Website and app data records
________

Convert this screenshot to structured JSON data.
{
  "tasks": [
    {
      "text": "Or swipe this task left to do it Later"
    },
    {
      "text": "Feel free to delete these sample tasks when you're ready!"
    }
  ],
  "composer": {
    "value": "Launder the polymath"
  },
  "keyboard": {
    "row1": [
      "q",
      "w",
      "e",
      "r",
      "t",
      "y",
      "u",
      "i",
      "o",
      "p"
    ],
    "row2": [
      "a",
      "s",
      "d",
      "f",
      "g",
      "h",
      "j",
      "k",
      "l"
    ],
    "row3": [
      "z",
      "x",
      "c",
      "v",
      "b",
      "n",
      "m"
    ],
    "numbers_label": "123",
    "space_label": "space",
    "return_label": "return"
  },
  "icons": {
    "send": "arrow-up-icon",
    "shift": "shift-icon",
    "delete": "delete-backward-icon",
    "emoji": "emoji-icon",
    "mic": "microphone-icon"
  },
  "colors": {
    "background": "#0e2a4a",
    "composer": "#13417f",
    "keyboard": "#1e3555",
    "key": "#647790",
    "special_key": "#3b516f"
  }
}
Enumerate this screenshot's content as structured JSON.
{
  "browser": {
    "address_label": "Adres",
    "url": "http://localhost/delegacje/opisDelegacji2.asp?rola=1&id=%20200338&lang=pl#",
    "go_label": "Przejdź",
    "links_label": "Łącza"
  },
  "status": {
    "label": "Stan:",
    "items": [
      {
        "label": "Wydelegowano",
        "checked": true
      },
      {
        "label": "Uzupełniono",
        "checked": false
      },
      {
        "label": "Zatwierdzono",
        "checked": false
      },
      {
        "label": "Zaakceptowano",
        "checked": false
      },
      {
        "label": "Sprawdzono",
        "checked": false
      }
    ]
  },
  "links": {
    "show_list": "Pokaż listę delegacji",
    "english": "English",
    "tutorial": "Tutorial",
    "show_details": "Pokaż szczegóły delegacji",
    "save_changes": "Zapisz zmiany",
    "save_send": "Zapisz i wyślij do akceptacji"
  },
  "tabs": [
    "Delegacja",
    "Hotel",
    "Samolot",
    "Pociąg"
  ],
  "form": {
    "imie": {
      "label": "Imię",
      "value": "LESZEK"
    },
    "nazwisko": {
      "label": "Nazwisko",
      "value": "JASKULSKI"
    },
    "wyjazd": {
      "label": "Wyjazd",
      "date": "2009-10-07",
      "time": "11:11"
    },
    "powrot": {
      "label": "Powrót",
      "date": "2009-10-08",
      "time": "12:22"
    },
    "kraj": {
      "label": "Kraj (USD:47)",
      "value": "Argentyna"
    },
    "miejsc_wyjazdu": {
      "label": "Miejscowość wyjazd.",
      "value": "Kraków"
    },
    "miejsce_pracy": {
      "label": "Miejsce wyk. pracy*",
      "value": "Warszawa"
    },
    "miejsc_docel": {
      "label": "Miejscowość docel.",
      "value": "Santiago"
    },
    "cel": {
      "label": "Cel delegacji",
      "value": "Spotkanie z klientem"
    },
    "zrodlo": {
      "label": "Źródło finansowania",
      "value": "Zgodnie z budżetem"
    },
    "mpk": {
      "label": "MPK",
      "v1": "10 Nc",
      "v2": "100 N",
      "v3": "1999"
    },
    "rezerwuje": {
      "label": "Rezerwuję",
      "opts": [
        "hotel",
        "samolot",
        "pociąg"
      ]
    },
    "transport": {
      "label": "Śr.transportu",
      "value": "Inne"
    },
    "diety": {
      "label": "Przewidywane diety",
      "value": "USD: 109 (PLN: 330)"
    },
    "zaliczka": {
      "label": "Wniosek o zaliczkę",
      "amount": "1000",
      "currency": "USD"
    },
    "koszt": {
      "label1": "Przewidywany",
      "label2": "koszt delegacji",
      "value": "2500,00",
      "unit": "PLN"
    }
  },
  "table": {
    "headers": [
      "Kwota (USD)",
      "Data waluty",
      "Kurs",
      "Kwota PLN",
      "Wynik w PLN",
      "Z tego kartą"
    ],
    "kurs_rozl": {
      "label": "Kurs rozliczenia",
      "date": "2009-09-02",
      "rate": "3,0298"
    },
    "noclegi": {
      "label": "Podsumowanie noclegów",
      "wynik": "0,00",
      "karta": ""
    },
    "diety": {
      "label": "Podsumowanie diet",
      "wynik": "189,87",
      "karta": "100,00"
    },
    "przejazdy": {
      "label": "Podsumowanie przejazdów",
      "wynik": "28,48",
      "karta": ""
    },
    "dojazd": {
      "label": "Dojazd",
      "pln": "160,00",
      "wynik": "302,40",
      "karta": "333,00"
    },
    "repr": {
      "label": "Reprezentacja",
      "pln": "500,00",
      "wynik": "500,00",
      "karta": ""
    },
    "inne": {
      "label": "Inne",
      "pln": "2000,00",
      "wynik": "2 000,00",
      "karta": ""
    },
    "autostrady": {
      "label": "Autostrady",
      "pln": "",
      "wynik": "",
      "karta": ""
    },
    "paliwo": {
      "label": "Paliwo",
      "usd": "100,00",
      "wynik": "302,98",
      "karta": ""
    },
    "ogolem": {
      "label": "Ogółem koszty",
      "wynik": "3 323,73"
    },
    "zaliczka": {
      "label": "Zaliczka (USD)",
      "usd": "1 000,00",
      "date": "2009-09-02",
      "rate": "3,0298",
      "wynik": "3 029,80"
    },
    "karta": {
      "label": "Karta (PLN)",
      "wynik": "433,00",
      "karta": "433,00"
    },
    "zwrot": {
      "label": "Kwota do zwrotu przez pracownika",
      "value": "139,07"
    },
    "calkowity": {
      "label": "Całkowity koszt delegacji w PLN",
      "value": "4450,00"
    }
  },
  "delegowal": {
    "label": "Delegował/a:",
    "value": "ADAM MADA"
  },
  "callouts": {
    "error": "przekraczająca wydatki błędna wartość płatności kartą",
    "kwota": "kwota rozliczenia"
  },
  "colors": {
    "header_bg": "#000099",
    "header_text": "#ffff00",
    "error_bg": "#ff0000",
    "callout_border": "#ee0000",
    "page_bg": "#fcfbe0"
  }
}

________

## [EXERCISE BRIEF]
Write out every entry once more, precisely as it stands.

## [REPLY]
Convert this screenshot to structured JSON data.
{
  "tasks": [
    {
      "text": "Or swipe this task left to do it Later"
    },
    {
      "text": "Feel free to delete these sample tasks when you're ready!"
    }
  ],
  "composer": {
    "value": "Launder the polymath"
  },
  "keyboard": {
    "row1": [
      "q",
      "w",
      "e",
      "r",
      "t",
      "y",
      "u",
      "i",
      "o",
      "p"
    ],
    "row2": [
      "a",
      "s",
      "d",
      "f",
      "g",
      "h",
      "j",
      "k",
      "l"
    ],
    "row3": [
      "z",
      "x",
      "c",
      "v",
      "b",
      "n",
      "m"
    ],
    "numbers_label": "123",
    "space_label": "space",
    "return_label": "return"
  },
  "icons": {
    "send": "arrow-up-icon",
    "shift": "shift-icon",
    "delete": "delete-backward-icon",
    "emoji": "emoji-icon",
    "mic": "microphone-icon"
  },
  "colors": {
    "background": "#0e2a4a",
    "composer": "#13417f",
    "keyboard": "#1e3555",
    "key": "#647790",
    "special_key": "#3b516f"
  }
}
Enumerate this screenshot's content as structured JSON.
{
  "browser": {
    "address_label": "Adres",
    "url": "http://localhost/delegacje/opisDelegacji2.asp?rola=1&id=%20200338&lang=pl#",
    "go_label": "Przejdź",
    "links_label": "Łącza"
  },
  "status": {
    "label": "Stan:",
    "items": [
      {
        "label": "Wydelegowano",
        "checked": true
      },
      {
        "label": "Uzupełniono",
        "checked": false
      },
      {
        "label": "Zatwierdzono",
        "checked": false
      },
      {
        "label": "Zaakceptowano",
        "checked": false
      },
      {
        "label": "Sprawdzono",
        "checked": false
      }
    ]
  },
  "links": {
    "show_list": "Pokaż listę delegacji",
    "english": "English",
    "tutorial": "Tutorial",
    "show_details": "Pokaż szczegóły delegacji",
    "save_changes": "Zapisz zmiany",
    "save_send": "Zapisz i wyślij do akceptacji"
  },
  "tabs": [
    "Delegacja",
    "Hotel",
    "Samolot",
    "Pociąg"
  ],
  "form": {
    "imie": {
      "label": "Imię",
      "value": "LESZEK"
    },
    "nazwisko": {
      "label": "Nazwisko",
      "value": "JASKULSKI"
    },
    "wyjazd": {
      "label": "Wyjazd",
      "date": "2009-10-07",
      "time": "11:11"
    },
    "powrot": {
      "label": "Powrót",
      "date": "2009-10-08",
      "time": "12:22"
    },
    "kraj": {
      "label": "Kraj (USD:47)",
      "value": "Argentyna"
    },
    "miejsc_wyjazdu": {
      "label": "Miejscowość wyjazd.",
      "value": "Kraków"
    },
    "miejsce_pracy": {
      "label": "Miejsce wyk. pracy*",
      "value": "Warszawa"
    },
    "miejsc_docel": {
      "label": "Miejscowość docel.",
      "value": "Santiago"
    },
    "cel": {
      "label": "Cel delegacji",
      "value": "Spotkanie z klientem"
    },
    "zrodlo": {
      "label": "Źródło finansowania",
      "value": "Zgodnie z budżetem"
    },
    "mpk": {
      "label": "MPK",
      "v1": "10 Nc",
      "v2": "100 N",
      "v3": "1999"
    },
    "rezerwuje": {
      "label": "Rezerwuję",
      "opts": [
        "hotel",
        "samolot",
        "pociąg"
      ]
    },
    "transport": {
      "label": "Śr.transportu",
      "value": "Inne"
    },
    "diety": {
      "label": "Przewidywane diety",
      "value": "USD: 109 (PLN: 330)"
    },
    "zaliczka": {
      "label": "Wniosek o zaliczkę",
      "amount": "1000",
      "currency": "USD"
    },
    "koszt": {
      "label1": "Przewidywany",
      "label2": "koszt delegacji",
      "value": "2500,00",
      "unit": "PLN"
    }
  },
  "table": {
    "headers": [
      "Kwota (USD)",
      "Data waluty",
      "Kurs",
      "Kwota PLN",
      "Wynik w PLN",
      "Z tego kartą"
    ],
    "kurs_rozl": {
      "label": "Kurs rozliczenia",
      "date": "2009-09-02",
      "rate": "3,0298"
    },
    "noclegi": {
      "label": "Podsumowanie noclegów",
      "wynik": "0,00",
      "karta": ""
    },
    "diety": {
      "label": "Podsumowanie diet",
      "wynik": "189,87",
      "karta": "100,00"
    },
    "przejazdy": {
      "label": "Podsumowanie przejazdów",
      "wynik": "28,48",
      "karta": ""
    },
    "dojazd": {
      "label": "Dojazd",
      "pln": "160,00",
      "wynik": "302,40",
      "karta": "333,00"
    },
    "repr": {
      "label": "Reprezentacja",
      "pln": "500,00",
      "wynik": "500,00",
      "karta": ""
    },
    "inne": {
      "label": "Inne",
      "pln": "2000,00",
      "wynik": "2 000,00",
      "karta": ""
    },
    "autostrady": {
      "label": "Autostrady",
      "pln": "",
      "wynik": "",
      "karta": ""
    },
    "paliwo": {
      "label": "Paliwo",
      "usd": "100,00",
      "wynik": "302,98",
      "karta": ""
    },
    "ogolem": {
      "label": "Ogółem koszty",
      "wynik": "3 323,73"
    },
    "zaliczka": {
      "label": "Zaliczka (USD)",
      "usd": "1 000,00",
      "date": "2009-09-02",
      "rate": "3,0298",
      "wynik": "3 029,80"
    },
    "karta": {
      "label": "Karta (PLN)",
      "wynik": "433,00",
      "karta": "433,00"
    },
    "zwrot": {
      "label": "Kwota do zwrotu przez pracownika",
      "value": "139,07"
    },
    "calkowity": {
      "label": "Całkowity koszt delegacji w PLN",
      "value": "4450,00"
    }
  },
  "delegowal": {
    "label": "Delegował/a:",
    "value": "ADAM MADA"
  },
  "callouts": {
    "error": "przekraczająca wydatki błędna wartość płatności kartą",
    "kwota": "kwota rozliczenia"
  },
  "colors": {
    "header_bg": "#000099",
    "header_text": "#ffff00",
    "error_bg": "#ff0000",
    "callout_border": "#ee0000",
    "page_bg": "#fcfbe0"
  }
}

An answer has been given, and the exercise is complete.